**Your task:** Below are records; count how many of their lines contain the word "this" and give the number alone.

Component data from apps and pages
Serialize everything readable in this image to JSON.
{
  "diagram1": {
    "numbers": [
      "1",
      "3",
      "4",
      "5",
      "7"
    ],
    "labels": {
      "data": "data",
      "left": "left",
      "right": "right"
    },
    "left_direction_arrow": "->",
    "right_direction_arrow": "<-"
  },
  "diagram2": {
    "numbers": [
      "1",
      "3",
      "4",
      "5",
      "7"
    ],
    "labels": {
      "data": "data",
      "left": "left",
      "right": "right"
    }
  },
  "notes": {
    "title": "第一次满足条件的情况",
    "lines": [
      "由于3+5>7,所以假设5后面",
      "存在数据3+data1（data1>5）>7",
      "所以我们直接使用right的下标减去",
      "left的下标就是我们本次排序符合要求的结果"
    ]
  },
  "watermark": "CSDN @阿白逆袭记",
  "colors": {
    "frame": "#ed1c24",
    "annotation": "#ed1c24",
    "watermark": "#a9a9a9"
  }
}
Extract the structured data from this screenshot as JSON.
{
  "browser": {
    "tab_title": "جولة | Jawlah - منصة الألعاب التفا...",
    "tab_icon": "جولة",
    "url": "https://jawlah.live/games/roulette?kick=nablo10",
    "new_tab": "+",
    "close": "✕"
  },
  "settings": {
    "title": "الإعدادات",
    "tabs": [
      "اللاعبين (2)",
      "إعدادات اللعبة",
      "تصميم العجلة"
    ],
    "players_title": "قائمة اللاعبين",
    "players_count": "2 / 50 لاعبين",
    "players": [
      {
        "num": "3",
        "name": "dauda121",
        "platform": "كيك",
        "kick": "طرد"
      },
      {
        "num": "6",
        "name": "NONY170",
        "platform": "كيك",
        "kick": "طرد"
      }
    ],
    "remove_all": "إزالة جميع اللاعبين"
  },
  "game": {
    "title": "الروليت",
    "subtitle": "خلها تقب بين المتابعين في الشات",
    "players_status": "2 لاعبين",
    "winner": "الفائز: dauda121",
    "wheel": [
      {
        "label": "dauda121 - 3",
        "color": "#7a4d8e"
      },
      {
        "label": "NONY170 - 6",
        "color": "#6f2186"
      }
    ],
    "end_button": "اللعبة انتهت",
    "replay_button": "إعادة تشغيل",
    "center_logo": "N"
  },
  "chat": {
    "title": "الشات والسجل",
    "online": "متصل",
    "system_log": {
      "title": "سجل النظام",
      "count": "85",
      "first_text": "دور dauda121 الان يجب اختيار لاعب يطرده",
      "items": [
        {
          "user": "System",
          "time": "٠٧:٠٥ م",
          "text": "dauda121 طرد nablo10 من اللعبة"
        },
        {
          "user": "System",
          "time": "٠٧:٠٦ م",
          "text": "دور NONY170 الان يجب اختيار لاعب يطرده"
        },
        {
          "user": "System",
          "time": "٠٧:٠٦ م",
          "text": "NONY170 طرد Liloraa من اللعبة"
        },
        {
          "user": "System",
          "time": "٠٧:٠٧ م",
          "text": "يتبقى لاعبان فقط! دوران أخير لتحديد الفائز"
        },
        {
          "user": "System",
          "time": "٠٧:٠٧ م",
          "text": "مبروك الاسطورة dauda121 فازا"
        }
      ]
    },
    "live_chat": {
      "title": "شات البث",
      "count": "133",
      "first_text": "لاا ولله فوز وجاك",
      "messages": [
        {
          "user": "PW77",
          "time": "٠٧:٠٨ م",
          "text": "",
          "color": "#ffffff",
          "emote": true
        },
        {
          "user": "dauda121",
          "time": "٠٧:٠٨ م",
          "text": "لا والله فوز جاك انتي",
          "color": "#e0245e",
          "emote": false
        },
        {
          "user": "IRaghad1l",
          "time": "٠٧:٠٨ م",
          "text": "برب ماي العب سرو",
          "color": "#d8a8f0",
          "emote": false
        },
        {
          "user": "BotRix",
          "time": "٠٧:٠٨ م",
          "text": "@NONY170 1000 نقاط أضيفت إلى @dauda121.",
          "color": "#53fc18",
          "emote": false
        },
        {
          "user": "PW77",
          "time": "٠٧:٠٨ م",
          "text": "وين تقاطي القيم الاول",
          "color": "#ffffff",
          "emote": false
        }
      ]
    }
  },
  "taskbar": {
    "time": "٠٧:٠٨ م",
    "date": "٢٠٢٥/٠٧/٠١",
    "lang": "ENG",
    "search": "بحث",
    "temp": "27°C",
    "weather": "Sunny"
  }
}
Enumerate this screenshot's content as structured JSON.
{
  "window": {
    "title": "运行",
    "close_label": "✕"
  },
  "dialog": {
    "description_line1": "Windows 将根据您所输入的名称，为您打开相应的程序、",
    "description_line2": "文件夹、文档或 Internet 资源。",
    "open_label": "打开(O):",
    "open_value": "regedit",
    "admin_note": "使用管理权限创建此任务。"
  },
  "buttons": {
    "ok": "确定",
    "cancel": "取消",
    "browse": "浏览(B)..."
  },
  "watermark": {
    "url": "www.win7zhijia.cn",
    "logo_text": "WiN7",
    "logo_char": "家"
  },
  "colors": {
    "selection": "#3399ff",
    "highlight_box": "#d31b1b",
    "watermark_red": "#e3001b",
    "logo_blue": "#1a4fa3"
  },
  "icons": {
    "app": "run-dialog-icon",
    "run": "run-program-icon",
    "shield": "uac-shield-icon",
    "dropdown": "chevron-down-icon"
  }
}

**Exercise output:** 3